Volunteer Firefighters Update
Our Department of Planning and Land Use and the County Fire Authority reached two significant achievements this year, surpassing the 500 volunteer firefighter mark and implementing a new web-based system to pay firefighter-stipends.
The number of volunteer firefighters that have passed Fire Authority background and medical checks, and completed County orientation is now 515, more than double the 150 to 200 volunteer firefighters who were protecting the Fire Authority area when our Board of Supervisors unified six agencies as the Fire Authority in July 2008.
As a result of these changes, many previously unserved areas are now being served leading to better response times.
Additionally, the Fire Authority deployed a web-based system in January to pay volunteer firefighters the stipends that were a key part of the County’s strategy to bring more firefighters into the system.
Hometown $$ Advantages
I am enthusiastically supporting a new campaign to encourage local residents to identify, advocate for, and help bring regional meetings, conferences and events to North County as a local economic stimulus effort.
“True North – Bring the Business Home San Diego” launched on March 15 under the leadership of San Diego North Convention & Visitors Bureau and its President and CEO Cami Matson. Representatives from industry, community groups and people of influence met to brainstorm to create public awareness in the importance of keeping local dollars circulating locally and bringing regional meetings to our County.
Outdoor Outreach, a local charity whose mission is to empower at-risk youth to make positive, lasting changes in their lives through comprehensive outdoor programs, is also involved in this endeavor.
On Friday, April 9th from 9 to 10 a.m. at the Vista Library, our Department of Purchasing & Contracting team will be hosting a Small Business Outreach. There will be people there to:

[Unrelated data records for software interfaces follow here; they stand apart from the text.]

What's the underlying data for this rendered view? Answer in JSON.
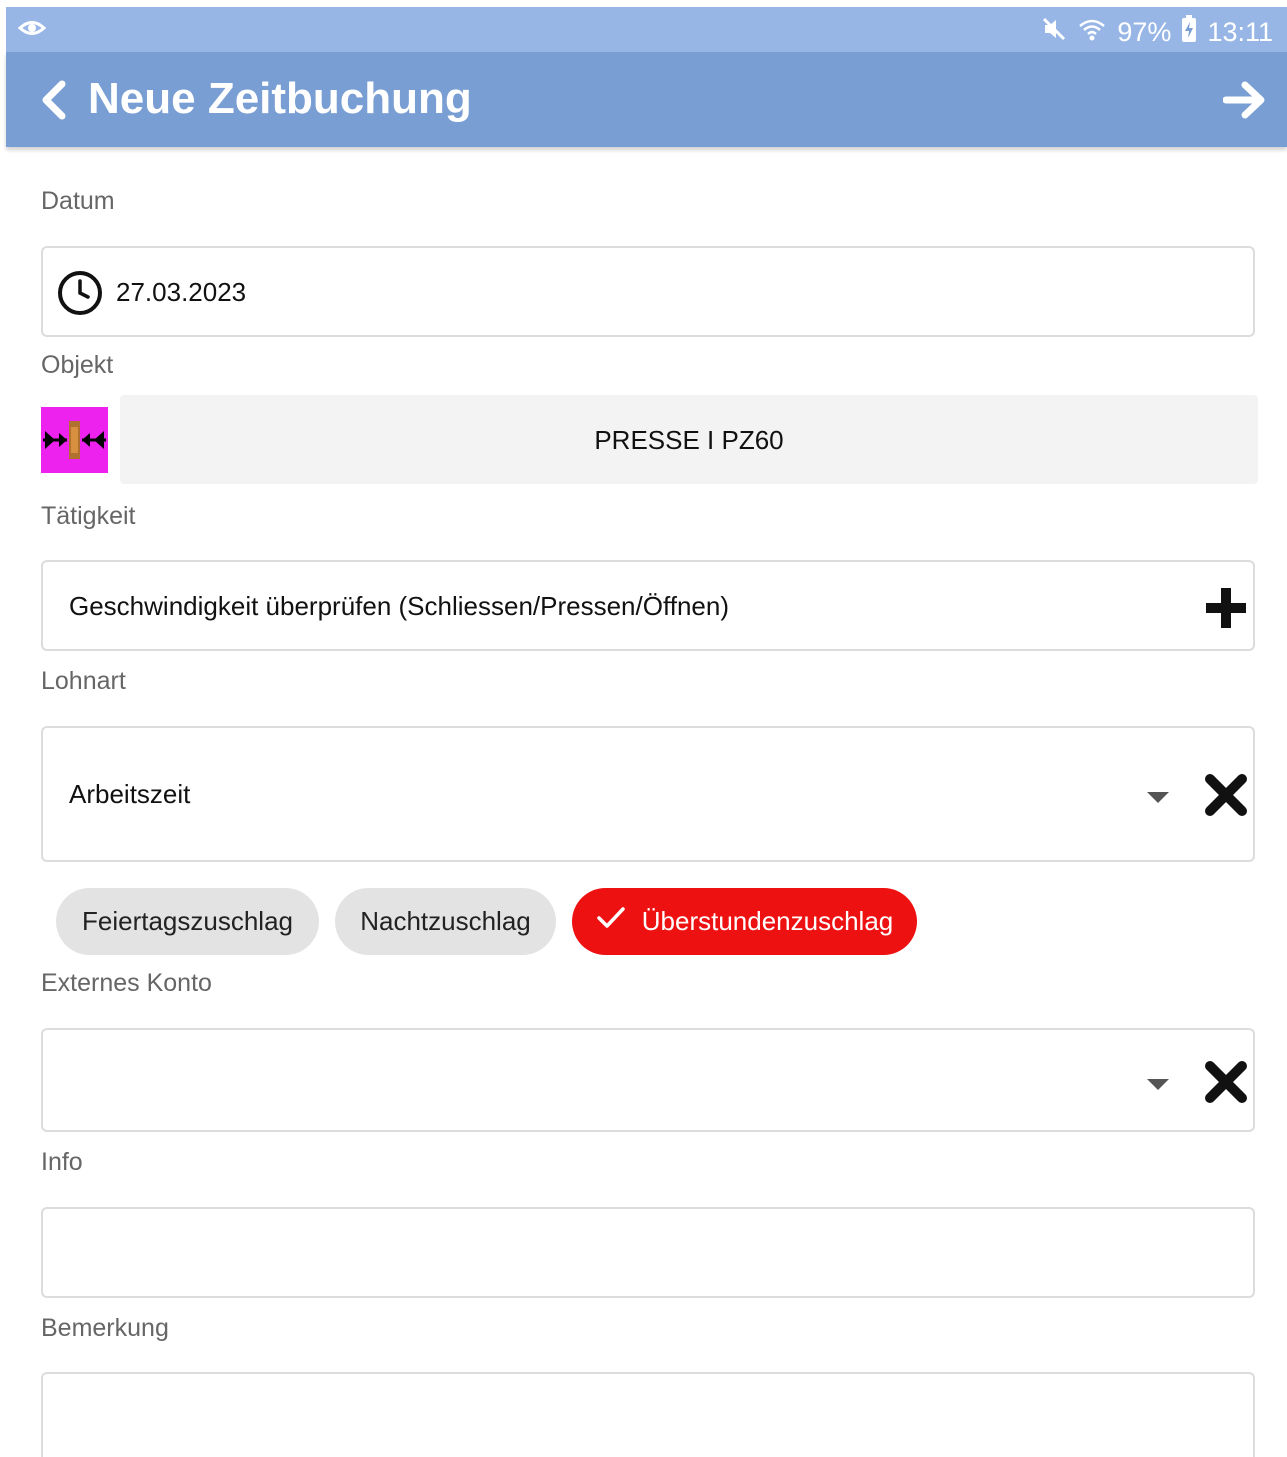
{
  "status_bar": {
    "battery": "97%",
    "time": "13:11"
  },
  "app_bar": {
    "title": "Neue Zeitbuchung"
  },
  "form": {
    "datum": {
      "label": "Datum",
      "value": "27.03.2023"
    },
    "objekt": {
      "label": "Objekt",
      "value": "PRESSE I PZ60"
    },
    "taetigkeit": {
      "label": "Tätigkeit",
      "value": "Geschwindigkeit überprüfen (Schliessen/Pressen/Öffnen)"
    },
    "lohnart": {
      "label": "Lohnart",
      "value": "Arbeitszeit"
    },
    "zuschlaege": [
      {
        "label": "Feiertagszuschlag",
        "selected": false
      },
      {
        "label": "Nachtzuschlag",
        "selected": false
      },
      {
        "label": "Überstundenzuschlag",
        "selected": true
      }
    ],
    "externes_konto": {
      "label": "Externes Konto",
      "value": ""
    },
    "info": {
      "label": "Info",
      "value": ""
    },
    "bemerkung": {
      "label": "Bemerkung",
      "value": ""
    }
  },
  "colors": {
    "status_bar": "#97b6e5",
    "app_bar": "#799ed3",
    "chip_selected": "#ee1111",
    "chip_default": "#e3e3e3"
  }
}
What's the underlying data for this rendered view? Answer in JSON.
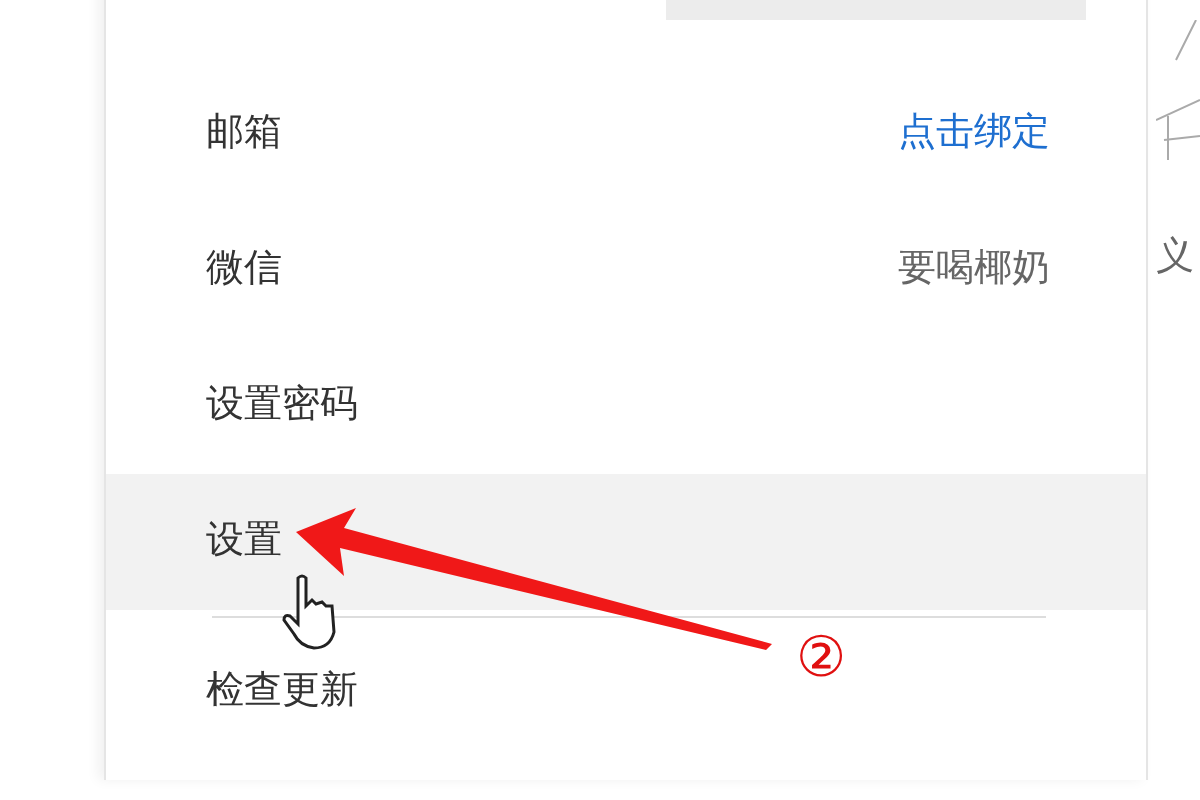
{
  "menu": {
    "items": [
      {
        "label": "邮箱",
        "value": "点击绑定",
        "kind": "link",
        "selected": false
      },
      {
        "label": "微信",
        "value": "要喝椰奶",
        "kind": "value",
        "selected": false
      },
      {
        "label": "设置密码",
        "kind": "plain",
        "selected": false
      },
      {
        "label": "设置",
        "kind": "plain",
        "selected": true
      },
      {
        "label": "检查更新",
        "kind": "plain",
        "selected": false
      }
    ]
  },
  "annotation": {
    "step": "②"
  },
  "background_text": "义"
}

For more information, please call Ken Carstens at 858 537-2560 or Holly Simonette at 619 531-5280. The Vista Library is located at: 700 Eucalyptus Avenue, 92083.
Boosting Small Business

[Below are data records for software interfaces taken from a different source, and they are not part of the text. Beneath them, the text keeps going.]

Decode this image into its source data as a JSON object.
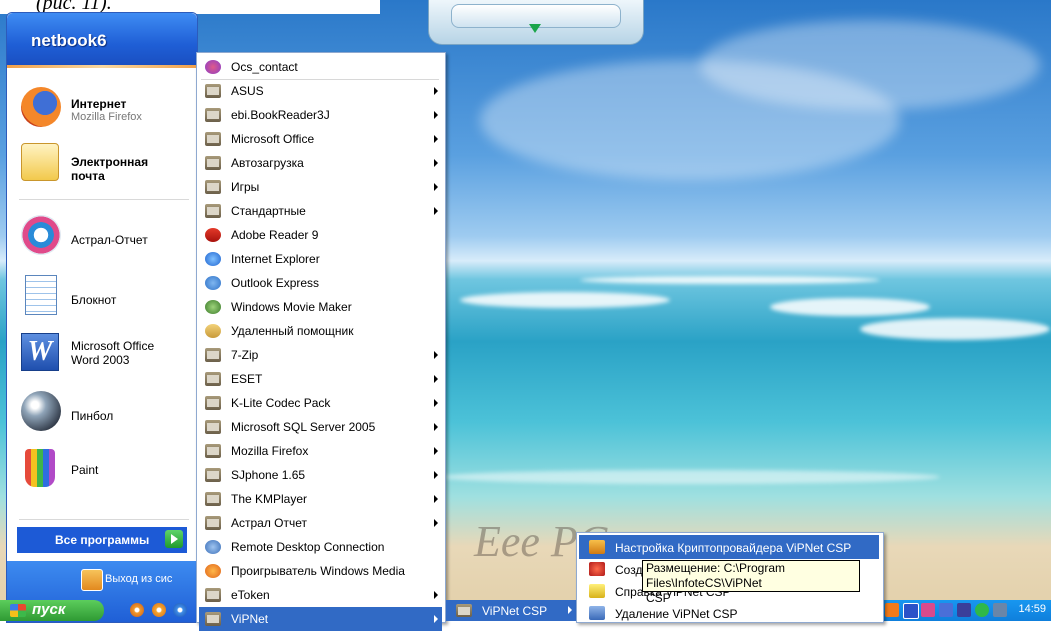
{
  "desktop": {
    "caption": "(рис. 11).",
    "wallpaper_logo": "Eee PC"
  },
  "start_menu": {
    "user": "netbook6",
    "pinned": [
      {
        "title": "Интернет",
        "subtitle": "Mozilla Firefox",
        "icon": "firefox-icon"
      },
      {
        "title": "Электронная",
        "subtitle": "почта",
        "icon": "email-icon"
      }
    ],
    "recent": [
      {
        "title": "Астрал-Отчет",
        "icon": "astral-icon"
      },
      {
        "title": "Блокнот",
        "icon": "notepad-icon"
      },
      {
        "title": "Microsoft Office",
        "subtitle": "Word 2003",
        "icon": "word-icon"
      },
      {
        "title": "Пинбол",
        "icon": "pinball-icon"
      },
      {
        "title": "Paint",
        "icon": "paint-icon"
      }
    ],
    "all_programs": "Все программы",
    "logoff": "Выход из сис"
  },
  "taskbar": {
    "start_label": "пуск",
    "clock": "14:59"
  },
  "programs_menu": {
    "items": [
      {
        "label": "Ocs_contact",
        "icon": "contact-icon",
        "submenu": false
      },
      {
        "label": "ASUS",
        "icon": "folder-icon",
        "submenu": true
      },
      {
        "label": "ebi.BookReader3J",
        "icon": "folder-icon",
        "submenu": true
      },
      {
        "label": "Microsoft Office",
        "icon": "folder-icon",
        "submenu": true
      },
      {
        "label": "Автозагрузка",
        "icon": "folder-icon",
        "submenu": true
      },
      {
        "label": "Игры",
        "icon": "folder-icon",
        "submenu": true
      },
      {
        "label": "Стандартные",
        "icon": "folder-icon",
        "submenu": true
      },
      {
        "label": "Adobe Reader 9",
        "icon": "adobe-reader-icon",
        "submenu": false
      },
      {
        "label": "Internet Explorer",
        "icon": "ie-icon",
        "submenu": false
      },
      {
        "label": "Outlook Express",
        "icon": "outlook-icon",
        "submenu": false
      },
      {
        "label": "Windows Movie Maker",
        "icon": "movie-maker-icon",
        "submenu": false
      },
      {
        "label": "Удаленный помощник",
        "icon": "remote-assistant-icon",
        "submenu": false
      },
      {
        "label": "7-Zip",
        "icon": "folder-icon",
        "submenu": true
      },
      {
        "label": "ESET",
        "icon": "folder-icon",
        "submenu": true
      },
      {
        "label": "K-Lite Codec Pack",
        "icon": "folder-icon",
        "submenu": true
      },
      {
        "label": "Microsoft SQL Server 2005",
        "icon": "folder-icon",
        "submenu": true
      },
      {
        "label": "Mozilla Firefox",
        "icon": "folder-icon",
        "submenu": true
      },
      {
        "label": "SJphone 1.65",
        "icon": "folder-icon",
        "submenu": true
      },
      {
        "label": "The KMPlayer",
        "icon": "folder-icon",
        "submenu": true
      },
      {
        "label": "Астрал Отчет",
        "icon": "folder-icon",
        "submenu": true
      },
      {
        "label": "Remote Desktop Connection",
        "icon": "rdp-icon",
        "submenu": false
      },
      {
        "label": "Проигрыватель Windows Media",
        "icon": "media-player-icon",
        "submenu": false
      },
      {
        "label": "eToken",
        "icon": "folder-icon",
        "submenu": true
      },
      {
        "label": "ViPNet",
        "icon": "folder-icon",
        "submenu": true,
        "active": true
      }
    ]
  },
  "vipnet_menu": {
    "label": "ViPNet CSP"
  },
  "csp_menu": {
    "items": [
      {
        "label": "Настройка Криптопровайдера ViPNet CSP",
        "icon": "settings-icon",
        "active": true
      },
      {
        "label": "Созд",
        "icon": "create-icon"
      },
      {
        "label": "Справка ViPNet CSP",
        "icon": "help-icon"
      },
      {
        "label": "Удаление ViPNet CSP",
        "icon": "uninstall-icon"
      }
    ]
  },
  "tooltip": {
    "line1": "Размещение: C:\\Program Files\\InfoteCS\\ViPNet",
    "line2": "CSP"
  }
}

I’m honored to be on the Advisory Board of the Small Business Development Center (SBDC) in Oceanside. The non-profit company has provided service to more than 13,000 business professionals in about 220 businesses.
The SBDC focuses primarily on one-on-one consultation to help business owners create growth plans and start up new businesses during the current economic crisis. Sometimes it only takes a little insight and encouragement to move a business to the next level and I believe the people at SBDC are doing just that.

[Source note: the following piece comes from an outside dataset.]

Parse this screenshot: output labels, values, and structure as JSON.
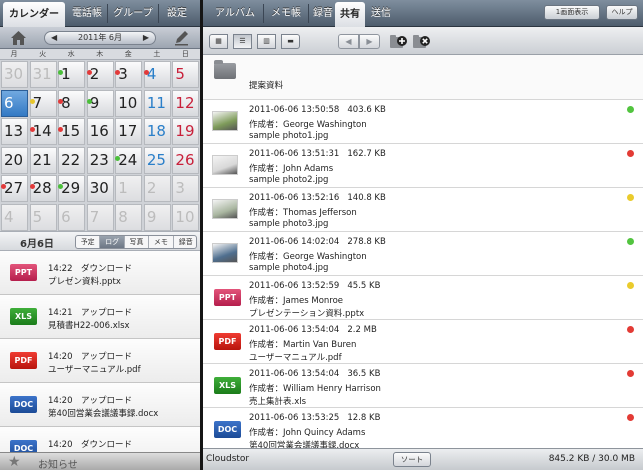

SBDC provides several workshops and seminars in partnership with Mira Costa College that help young entrepreneurs and established businesses compete for contracts in the private and public sectors of the economy.
Businesses in San Diego County are dealing with daunting challenges as they attempt to find a way to not only survive these rough economic times.
The organization is working with the San Diego North Economic Development Council (SDNEDC), the San Diego Association of Governments (SANDAG), and several North County Chambers of Commerce to get the best information available to be at the forefront of North County’s economy.
Cashing in on the Light
Congratulations to the Rincon Band of Luiseno Indians for the completion of a 1 megawatt solar plant, the first casino in Southern California to use a solar plant to produce clean, renewable energy. The dedication ceremony will take place March 18th.
The plant will reduce the casino’s electric grid consumption the equivalent of powering 3,300 homes.
Harrah’s Rincon Casino and its employees have an impressive record of conservation, including a lighting retrofit that reduced the property’s annual lighting cost of $32.86 per square foot to an average annual cost of 59-cents per square foot.
The Rincon Tribe uses reclaimed water from the casino to irrigate the tribal sports complex and the casino employees planted more than 200 trees and shrubs in an area destroyed during the 2007 Poomacha Fire.